Our acquaintance reaches far back to the1980s at MIT, where Beth received an SMVisS degree and became a Fellow at the Center for Advanced Visual Studies for a number of years. Subsequently she received a two-year Bunting Institute Fellowship at Radcliffe Institute, Cambridge, MA, as well as other fellowships and a National Endowment for the Arts award.
She has exhibited nationally and internationally: at the B3 Biennial of the Moving Image, Frankfurt, Germany; Avant Gardens, Newport Art Museum, RI; Recasting Nature: Selected Sculptures, Susquehanna Art Museum, Harrisburg, PA; Branching Out: Trees as Art, Peabody Essex Museum, MA, and others.
Galston’s sculptures lend themselves well for public works. She designed indoor/outdoor installations and received a number of commissions, among them: Floating Garden, a large-scale luminous suspended sculpture in Everett, MA; Sound Wave, a computer-controlled light sculpture at Music City Center in Nashville, TN; Prairie Grass, a sculpture, recasting wild grasses in San Antonio, TX; and Serpentine Fence, taking the form of waves, and made of chain link fencing in Jamaica Plain, MA. I well remember reviewing Serpentine Fence here at BFA.

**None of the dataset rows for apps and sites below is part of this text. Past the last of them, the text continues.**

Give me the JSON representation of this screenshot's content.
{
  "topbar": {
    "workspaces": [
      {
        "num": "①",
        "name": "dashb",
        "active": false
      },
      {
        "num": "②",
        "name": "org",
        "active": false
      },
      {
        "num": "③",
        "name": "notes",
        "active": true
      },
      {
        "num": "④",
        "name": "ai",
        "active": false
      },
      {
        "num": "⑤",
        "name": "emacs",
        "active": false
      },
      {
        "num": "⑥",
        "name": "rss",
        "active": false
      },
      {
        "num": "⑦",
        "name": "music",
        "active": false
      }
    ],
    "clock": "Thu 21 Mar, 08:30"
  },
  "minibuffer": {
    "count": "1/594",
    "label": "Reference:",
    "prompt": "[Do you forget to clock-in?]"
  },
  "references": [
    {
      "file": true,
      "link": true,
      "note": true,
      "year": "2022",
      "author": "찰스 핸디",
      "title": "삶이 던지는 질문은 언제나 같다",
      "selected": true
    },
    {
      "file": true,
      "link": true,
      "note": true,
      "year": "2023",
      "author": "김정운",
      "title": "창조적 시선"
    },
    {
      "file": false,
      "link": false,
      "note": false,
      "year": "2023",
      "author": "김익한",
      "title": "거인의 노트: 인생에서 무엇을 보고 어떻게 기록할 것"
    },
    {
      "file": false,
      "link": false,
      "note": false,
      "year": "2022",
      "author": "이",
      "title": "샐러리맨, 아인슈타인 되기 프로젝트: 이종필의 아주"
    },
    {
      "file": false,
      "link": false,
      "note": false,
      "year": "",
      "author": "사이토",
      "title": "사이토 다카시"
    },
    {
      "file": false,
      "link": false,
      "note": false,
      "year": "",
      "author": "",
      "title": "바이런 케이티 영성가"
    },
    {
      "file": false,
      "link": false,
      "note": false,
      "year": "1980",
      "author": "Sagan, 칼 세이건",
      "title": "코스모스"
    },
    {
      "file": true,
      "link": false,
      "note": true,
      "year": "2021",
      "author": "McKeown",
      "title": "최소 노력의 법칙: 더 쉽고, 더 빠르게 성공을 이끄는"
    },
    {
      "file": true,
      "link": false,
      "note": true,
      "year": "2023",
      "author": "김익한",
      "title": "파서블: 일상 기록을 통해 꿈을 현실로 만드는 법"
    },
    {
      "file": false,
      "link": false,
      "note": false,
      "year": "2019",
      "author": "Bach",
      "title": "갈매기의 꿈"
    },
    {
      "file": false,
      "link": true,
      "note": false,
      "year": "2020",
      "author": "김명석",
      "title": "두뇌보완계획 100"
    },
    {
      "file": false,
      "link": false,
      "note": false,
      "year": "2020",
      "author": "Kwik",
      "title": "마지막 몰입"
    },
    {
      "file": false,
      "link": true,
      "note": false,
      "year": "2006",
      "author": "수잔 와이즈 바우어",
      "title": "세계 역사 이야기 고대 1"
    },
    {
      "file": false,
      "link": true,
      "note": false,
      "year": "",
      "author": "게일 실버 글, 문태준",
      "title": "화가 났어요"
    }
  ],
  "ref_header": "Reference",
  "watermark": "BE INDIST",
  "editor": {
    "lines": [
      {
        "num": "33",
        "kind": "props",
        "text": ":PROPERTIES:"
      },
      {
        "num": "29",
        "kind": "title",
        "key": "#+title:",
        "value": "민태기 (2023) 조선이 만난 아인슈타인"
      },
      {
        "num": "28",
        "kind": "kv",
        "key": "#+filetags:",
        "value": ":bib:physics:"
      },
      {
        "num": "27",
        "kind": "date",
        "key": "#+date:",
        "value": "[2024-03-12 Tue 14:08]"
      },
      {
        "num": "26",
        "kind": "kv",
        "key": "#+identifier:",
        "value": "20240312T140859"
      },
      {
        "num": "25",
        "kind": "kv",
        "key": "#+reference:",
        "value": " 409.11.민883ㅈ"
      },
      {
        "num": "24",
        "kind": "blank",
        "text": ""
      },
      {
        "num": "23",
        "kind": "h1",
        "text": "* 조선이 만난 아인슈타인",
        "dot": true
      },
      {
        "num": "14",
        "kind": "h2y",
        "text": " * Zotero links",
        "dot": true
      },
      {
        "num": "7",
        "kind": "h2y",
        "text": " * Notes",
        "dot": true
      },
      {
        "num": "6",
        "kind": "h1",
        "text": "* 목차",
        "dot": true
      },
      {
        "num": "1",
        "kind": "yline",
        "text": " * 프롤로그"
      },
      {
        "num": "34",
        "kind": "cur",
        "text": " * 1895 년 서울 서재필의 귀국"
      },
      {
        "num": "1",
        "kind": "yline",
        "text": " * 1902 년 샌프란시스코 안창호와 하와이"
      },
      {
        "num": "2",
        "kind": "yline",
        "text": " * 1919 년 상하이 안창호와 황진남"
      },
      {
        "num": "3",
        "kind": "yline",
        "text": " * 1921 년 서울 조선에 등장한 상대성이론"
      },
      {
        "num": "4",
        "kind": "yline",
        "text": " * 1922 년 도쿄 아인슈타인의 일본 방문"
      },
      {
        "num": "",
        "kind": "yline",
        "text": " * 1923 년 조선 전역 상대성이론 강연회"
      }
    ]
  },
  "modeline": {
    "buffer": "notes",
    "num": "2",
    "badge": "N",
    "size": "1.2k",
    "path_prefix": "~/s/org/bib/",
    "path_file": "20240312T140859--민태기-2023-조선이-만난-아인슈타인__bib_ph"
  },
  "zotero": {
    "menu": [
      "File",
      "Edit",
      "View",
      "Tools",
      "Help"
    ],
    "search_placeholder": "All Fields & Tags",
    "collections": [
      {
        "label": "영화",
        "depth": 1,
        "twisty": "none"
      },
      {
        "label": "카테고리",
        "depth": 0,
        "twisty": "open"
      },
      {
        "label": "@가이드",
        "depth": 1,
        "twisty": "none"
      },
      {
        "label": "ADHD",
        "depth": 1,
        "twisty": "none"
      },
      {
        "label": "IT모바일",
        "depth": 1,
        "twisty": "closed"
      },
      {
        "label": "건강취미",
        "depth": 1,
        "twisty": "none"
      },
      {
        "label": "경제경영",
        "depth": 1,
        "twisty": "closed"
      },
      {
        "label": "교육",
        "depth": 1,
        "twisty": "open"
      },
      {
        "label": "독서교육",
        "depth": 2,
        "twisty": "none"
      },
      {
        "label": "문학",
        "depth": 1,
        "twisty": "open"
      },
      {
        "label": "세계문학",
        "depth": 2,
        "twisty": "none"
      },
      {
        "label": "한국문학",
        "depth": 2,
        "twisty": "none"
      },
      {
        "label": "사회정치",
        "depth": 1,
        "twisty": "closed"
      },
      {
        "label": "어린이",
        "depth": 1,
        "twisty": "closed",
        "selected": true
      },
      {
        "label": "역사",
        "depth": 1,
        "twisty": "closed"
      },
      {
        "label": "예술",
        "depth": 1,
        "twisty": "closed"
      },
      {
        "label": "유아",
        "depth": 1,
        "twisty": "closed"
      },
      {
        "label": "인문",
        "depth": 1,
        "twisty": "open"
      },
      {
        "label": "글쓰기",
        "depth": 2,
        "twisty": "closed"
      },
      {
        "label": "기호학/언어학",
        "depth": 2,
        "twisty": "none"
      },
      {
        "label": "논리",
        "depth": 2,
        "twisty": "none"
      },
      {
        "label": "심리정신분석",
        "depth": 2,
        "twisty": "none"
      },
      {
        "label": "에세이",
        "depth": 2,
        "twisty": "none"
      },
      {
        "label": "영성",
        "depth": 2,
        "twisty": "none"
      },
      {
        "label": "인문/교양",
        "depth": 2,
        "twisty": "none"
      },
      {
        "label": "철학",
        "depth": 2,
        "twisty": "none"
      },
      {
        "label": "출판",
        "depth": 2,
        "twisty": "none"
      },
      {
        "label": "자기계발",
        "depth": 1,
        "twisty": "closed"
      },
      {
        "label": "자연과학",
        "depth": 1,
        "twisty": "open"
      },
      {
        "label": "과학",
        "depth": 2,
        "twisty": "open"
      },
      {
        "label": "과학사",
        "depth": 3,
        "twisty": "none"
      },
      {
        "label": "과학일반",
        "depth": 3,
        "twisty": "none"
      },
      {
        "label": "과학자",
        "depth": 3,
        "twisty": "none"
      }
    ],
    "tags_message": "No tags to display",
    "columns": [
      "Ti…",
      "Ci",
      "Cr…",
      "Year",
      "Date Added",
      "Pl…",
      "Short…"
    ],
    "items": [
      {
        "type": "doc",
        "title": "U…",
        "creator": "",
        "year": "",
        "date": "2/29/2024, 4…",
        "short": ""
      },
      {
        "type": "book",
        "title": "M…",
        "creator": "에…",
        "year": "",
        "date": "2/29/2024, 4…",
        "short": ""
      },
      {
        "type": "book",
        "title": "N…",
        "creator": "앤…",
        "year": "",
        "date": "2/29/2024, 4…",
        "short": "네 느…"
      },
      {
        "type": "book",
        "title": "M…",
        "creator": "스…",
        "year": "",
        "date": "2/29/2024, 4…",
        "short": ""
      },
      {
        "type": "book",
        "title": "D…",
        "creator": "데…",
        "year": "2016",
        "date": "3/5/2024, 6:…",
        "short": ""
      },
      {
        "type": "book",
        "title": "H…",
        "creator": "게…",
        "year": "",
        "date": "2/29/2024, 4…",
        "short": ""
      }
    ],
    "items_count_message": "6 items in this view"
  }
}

And, of course, her works have also been published and reviewed in the New York Times, the Boston Globe, Art in America, Art New England, artscope and more. The 20th Anniversary book of Socrates Sculpture Park featured her on the cover.
Given the recent incident, an attack on stage, where Salman Rushdie was severely wounded, I remember that Beth and I found ourselves in the audience of a large lecture hall at MIT many years ago. We had come to hear Susan Sonntag, when she announced that instead of her lecture, we would hear another speaker. She said that all doors would be closed, until the presentation would be over. Anybody planning to leave early, would have to step out then. Indeed, the doors closed and two large men in dark sunglasses positioned themselves in front of the lectern and stage, and Rushdie walking in received a warm welcome with great applause. He addressed the audience and read from his then current book, later than the 1988 Satanic Verses. Searching the list of Rushdie’s book titles, I could not be sure. Yet, what an experience!
(We wish wholeheartedly for Rushdie’s full recovery.)
So, when I think of Beth it also reminds me of the Sonntag/Rushdie event. And seeing, feeling and/or becoming part of a Galston sculpture or installation is always a thrilling moment.
Just take in these translucent rose stems that are hung to form an airy and perhaps a danger-lurking work that beckons you nevertheless to step inside.